They faced Real Madrid in quarter-finals and would be on the end of a first leg master class from Los Blancos in the first leg; a Raul brace and a Figo goal helping the defending champions to a 3-1 win. The second leg would finish 4-3 in United’s favour at Old Trafford, but it didn’t quite the whole story, especially the case of Ronaldo (the ‘real Ronaldo’) scoring a fantastic treble and coming off to applause from the home fans.

The standout name from that Champions League season was arguably Juventus’ Pavel Nedved. The Czech midfielder would steal the show in this European campaign, with masterful displays for the Bianconeri on their way to the final, scoring crucial goals against Spain’s big two in both the quarter-final (Barcelona) and semi-final (Real Madrid). By December of 2003, he’d won the Ballon d’Or award, and that in a way highlighted how football was still perceived back then; Nedved didn’t quite rack up the stats – less than five goals, less than four assists – but his influence and importance to Juve was undeniable. Perhaps in this age, of stats and social media sniggers, a few number crunchers would have done a bit to invalidate his imperativeness to how Juve function. But Nedved would miss out on playing in the final with Juve against Milan, and would only watch as his side lost to their domestic rivals on penalties at Old Trafford.

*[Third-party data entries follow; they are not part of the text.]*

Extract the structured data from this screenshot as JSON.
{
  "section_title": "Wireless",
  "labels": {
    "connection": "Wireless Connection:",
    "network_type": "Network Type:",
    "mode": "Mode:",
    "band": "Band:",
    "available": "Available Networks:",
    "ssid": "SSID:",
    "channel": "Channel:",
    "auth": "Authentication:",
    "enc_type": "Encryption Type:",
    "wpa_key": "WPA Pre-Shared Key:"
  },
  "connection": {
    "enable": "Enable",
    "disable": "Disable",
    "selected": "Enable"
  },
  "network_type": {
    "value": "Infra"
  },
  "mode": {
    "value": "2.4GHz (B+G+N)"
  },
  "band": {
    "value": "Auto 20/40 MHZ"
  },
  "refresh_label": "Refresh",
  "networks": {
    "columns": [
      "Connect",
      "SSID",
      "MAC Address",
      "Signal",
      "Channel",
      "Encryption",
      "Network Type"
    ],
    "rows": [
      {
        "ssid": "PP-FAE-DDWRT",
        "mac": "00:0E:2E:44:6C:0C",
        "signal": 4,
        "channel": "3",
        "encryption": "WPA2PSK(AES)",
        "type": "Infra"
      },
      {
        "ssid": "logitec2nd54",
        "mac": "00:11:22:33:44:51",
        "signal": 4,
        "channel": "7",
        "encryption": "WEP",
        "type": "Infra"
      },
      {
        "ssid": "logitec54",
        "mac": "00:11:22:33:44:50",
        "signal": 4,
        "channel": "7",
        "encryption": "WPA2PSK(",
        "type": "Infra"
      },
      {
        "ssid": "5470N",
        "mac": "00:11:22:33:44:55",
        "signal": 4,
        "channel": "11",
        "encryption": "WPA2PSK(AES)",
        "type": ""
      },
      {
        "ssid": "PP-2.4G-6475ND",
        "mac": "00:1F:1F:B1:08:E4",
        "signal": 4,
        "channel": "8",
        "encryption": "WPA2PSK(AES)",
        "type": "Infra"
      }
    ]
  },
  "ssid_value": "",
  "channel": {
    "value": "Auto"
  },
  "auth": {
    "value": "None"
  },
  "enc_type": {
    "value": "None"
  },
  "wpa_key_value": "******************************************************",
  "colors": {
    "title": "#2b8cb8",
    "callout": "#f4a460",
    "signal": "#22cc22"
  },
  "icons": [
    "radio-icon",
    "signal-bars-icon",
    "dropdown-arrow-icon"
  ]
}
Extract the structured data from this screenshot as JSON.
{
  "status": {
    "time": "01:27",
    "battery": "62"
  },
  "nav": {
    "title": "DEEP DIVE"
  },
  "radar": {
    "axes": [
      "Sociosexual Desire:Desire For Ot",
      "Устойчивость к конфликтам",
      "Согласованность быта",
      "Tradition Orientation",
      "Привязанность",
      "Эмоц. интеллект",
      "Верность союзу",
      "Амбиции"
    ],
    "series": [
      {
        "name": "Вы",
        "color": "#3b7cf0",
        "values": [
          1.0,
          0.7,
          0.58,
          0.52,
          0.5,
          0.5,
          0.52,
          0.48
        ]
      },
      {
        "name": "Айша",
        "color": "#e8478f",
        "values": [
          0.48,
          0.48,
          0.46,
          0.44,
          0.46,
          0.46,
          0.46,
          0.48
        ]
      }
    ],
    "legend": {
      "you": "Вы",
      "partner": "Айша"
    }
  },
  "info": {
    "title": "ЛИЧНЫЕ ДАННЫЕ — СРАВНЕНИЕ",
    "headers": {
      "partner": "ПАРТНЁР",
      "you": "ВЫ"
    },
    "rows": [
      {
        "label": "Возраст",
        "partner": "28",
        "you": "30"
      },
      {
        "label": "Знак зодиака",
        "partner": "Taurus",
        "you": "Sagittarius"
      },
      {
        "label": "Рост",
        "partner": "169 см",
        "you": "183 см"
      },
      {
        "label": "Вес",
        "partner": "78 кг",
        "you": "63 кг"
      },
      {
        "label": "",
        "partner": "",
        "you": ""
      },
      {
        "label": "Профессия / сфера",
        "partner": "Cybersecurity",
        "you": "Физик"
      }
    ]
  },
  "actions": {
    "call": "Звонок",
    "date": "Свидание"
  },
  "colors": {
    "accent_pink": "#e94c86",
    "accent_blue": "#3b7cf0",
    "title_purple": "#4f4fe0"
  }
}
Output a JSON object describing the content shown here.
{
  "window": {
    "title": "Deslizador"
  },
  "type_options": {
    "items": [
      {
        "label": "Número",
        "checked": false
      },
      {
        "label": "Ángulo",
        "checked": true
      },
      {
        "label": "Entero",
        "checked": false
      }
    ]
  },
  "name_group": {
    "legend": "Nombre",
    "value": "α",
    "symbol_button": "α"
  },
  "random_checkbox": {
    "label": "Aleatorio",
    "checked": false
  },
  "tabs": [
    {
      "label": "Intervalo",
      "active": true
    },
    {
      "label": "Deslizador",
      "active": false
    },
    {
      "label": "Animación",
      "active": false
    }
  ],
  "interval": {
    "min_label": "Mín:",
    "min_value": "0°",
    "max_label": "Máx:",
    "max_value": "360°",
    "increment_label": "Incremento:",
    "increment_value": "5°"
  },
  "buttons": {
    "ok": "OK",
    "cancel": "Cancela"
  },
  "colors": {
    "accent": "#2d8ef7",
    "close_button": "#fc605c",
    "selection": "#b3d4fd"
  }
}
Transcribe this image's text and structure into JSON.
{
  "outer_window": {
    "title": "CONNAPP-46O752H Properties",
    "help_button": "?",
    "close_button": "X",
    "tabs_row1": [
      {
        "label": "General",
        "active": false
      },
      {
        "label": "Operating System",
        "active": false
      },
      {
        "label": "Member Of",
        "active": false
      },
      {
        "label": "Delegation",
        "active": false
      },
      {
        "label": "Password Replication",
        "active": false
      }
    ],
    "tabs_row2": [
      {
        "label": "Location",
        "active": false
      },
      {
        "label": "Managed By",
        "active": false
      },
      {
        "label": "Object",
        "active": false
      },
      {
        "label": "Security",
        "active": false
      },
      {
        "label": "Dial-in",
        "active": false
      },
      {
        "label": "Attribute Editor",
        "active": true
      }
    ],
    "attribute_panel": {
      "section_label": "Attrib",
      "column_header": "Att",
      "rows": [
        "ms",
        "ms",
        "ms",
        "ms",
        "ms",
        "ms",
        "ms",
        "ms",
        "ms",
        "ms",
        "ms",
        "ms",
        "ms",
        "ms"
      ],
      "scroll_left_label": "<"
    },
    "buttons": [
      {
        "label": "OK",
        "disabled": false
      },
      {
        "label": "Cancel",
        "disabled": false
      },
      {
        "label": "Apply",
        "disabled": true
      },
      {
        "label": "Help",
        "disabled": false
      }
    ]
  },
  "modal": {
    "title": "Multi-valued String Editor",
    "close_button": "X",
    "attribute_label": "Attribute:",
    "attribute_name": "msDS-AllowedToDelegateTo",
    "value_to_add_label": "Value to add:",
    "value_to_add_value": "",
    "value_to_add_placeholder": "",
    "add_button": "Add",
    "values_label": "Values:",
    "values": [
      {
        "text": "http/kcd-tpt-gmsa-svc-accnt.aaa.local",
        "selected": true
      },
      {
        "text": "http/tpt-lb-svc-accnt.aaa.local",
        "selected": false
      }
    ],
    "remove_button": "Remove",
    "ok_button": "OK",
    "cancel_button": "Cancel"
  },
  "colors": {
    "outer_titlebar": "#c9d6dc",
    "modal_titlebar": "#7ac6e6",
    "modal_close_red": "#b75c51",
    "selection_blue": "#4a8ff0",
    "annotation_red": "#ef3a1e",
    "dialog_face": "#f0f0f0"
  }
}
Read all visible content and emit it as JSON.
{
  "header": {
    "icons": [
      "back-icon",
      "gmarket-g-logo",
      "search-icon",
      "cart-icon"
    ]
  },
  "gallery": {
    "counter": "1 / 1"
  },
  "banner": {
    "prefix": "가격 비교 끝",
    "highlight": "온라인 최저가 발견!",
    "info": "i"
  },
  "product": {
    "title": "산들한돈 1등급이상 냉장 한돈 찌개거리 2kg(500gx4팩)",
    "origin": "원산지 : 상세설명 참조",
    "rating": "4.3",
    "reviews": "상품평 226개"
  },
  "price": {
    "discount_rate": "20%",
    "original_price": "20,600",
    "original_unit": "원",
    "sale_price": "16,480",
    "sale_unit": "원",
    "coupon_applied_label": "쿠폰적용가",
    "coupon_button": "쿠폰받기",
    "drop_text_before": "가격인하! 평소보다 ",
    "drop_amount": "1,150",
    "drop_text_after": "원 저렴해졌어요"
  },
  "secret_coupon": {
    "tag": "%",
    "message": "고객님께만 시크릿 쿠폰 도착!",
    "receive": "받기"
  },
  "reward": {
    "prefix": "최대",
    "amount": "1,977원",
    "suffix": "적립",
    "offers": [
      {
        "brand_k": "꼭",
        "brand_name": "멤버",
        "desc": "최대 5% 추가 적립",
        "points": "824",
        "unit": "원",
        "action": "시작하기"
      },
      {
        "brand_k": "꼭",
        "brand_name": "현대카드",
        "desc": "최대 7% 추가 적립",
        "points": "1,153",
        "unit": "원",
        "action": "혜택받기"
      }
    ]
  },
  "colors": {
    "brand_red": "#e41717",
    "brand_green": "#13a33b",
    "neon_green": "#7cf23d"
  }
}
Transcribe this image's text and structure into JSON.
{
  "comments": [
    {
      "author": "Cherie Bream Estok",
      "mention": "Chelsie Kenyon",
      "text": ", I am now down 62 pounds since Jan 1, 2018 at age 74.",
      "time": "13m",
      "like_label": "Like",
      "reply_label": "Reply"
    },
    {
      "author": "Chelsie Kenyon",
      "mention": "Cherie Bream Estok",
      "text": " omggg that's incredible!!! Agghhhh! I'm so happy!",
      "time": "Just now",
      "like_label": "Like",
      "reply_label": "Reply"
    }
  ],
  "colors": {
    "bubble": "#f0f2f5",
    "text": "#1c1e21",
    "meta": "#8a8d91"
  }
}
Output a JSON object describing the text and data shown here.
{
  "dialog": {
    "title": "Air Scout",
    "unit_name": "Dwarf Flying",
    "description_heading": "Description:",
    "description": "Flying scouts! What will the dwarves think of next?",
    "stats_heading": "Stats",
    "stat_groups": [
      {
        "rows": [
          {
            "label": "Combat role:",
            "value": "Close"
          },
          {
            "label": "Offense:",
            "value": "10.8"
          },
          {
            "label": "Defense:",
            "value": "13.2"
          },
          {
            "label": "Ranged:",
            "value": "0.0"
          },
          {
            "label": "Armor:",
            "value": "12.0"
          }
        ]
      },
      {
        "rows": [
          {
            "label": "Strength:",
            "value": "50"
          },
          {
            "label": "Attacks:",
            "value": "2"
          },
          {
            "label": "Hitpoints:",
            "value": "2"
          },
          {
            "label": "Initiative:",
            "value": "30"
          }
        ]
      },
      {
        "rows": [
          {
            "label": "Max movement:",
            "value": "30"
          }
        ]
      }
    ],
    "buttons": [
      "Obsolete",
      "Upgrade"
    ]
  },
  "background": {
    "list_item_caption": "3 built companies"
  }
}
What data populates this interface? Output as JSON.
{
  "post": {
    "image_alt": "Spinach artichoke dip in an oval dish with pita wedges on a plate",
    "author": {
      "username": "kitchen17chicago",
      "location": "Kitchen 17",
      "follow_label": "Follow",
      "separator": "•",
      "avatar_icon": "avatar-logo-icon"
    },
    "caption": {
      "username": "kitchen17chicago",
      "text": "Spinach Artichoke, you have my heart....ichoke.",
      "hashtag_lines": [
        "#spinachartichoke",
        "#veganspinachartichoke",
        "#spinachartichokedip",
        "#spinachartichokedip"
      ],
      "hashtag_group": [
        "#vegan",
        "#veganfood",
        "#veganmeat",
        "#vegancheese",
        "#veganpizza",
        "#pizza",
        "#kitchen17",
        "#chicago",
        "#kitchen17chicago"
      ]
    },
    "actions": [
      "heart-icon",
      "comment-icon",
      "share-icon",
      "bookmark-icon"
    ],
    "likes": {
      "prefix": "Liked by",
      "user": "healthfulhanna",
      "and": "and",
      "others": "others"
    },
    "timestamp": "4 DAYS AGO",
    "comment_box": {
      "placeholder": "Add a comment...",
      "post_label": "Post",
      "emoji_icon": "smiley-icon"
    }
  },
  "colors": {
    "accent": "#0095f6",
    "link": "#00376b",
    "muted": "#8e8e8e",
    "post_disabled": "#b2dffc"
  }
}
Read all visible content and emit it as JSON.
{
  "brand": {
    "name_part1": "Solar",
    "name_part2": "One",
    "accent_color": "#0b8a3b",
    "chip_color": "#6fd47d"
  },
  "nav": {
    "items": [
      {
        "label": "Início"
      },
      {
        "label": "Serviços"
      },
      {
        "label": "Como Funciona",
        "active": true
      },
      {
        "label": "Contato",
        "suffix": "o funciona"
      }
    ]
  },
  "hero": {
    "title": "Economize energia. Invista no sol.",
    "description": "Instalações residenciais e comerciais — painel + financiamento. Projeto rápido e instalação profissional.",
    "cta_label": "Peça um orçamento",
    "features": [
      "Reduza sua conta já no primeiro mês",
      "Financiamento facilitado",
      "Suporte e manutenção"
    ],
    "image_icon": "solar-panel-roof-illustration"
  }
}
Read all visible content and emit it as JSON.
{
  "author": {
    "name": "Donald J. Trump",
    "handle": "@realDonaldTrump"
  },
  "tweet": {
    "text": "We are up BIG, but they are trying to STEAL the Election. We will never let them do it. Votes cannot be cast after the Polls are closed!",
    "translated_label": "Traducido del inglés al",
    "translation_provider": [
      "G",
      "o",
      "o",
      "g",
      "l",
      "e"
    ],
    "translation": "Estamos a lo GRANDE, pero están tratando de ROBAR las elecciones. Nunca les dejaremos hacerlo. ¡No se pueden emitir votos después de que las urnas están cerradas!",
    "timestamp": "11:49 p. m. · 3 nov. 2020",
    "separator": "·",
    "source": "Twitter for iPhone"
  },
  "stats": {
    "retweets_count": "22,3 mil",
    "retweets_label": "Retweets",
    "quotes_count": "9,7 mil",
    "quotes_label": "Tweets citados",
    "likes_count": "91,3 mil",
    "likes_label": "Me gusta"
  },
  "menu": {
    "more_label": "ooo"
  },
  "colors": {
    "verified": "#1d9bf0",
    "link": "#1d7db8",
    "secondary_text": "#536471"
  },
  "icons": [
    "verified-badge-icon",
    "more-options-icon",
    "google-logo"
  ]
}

That seemed to sum up Nedved’s career, falling short right at or before the big stage. Nedved and his Czech Republic side arrived at Euro 2000 three years earlier to much expectation, only to make a hash of things. Four years later in Portugal, the Czechs and their talisman won their three group games, beating both Germany and Holland, as well as thrashing Denmark in the last eight, before falling to eventual champions Greece via the silver goal rule in extra-time. Then in 2006, the national side entered their first World Cup as the Czech Republic. Ranked second in the world, Nedved and his side began by demolishing the USA 3-0, before they’d make a mess of things again, as defeats to Ghana and Italy resulted in a first-round exit.

But for Nedved, Manchester United, and the Spanish others, the most significant aspect of this season was the reading of the two group stage format its last rites. The prospect of two immediate rounds in a season without any real form of jeopardy hardly interested anyone, and not many have missed it since.